The gray wolf comes into the Baxters' yard because it is lonely and sick. It had plainly run into the Baxters' dog Rip before, and had returned for his companionship.

The great storm which had struck the area during the past fall had upset the balance of nature. A great pack of wolves, displaced by the flooding and starving because the plague has decimated their usual prey, had begun to terrorize the farms in a desperate quest for food. Penny and the other men in the area had rounded up the dangerous creatures in order to protect their families and their livestock. Most of the wolves had been eliminated; the gray wolf that comes to the yard in January is "almost certain the last one."

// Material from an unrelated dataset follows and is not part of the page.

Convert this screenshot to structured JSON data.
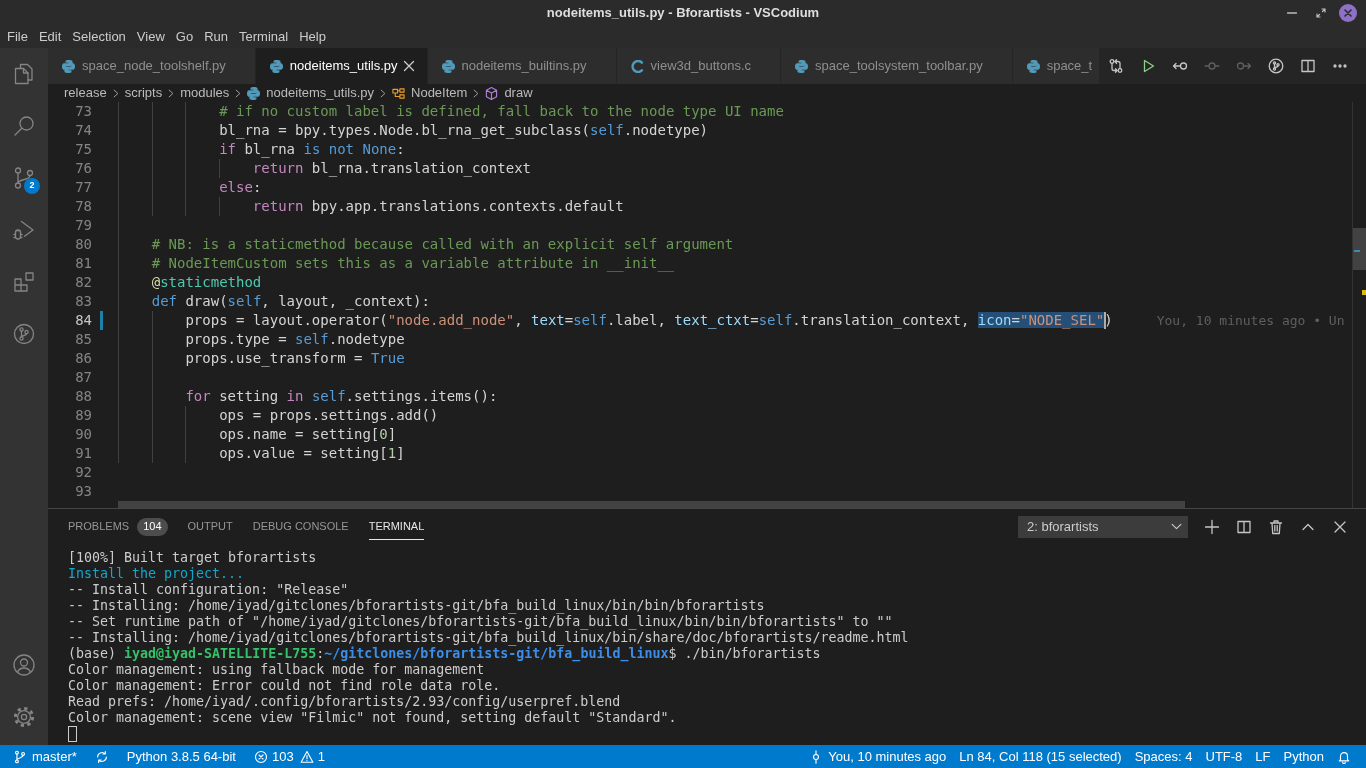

When Jody discovers the gray wolf, he is "romping with Rip in play." The two canines play silently, and Jody watches in fascination before calling Penny over to see too. Penny watches, without making a move for his gun. He sees that the wolf is "someway piteeful," a "pore thing, hurt and lonesome - come visitin' its nighest kin to pick a play." Noting the ragged condition of the wolf, Penny does not feel it is any threat to the Baxters or their livestock; he'd "not dream o' botherin' it." Sensing that it does not have long to live, Penny opts to let nature take its course and lets the wolf escape "to live out the rest of its life" (Chapter 28).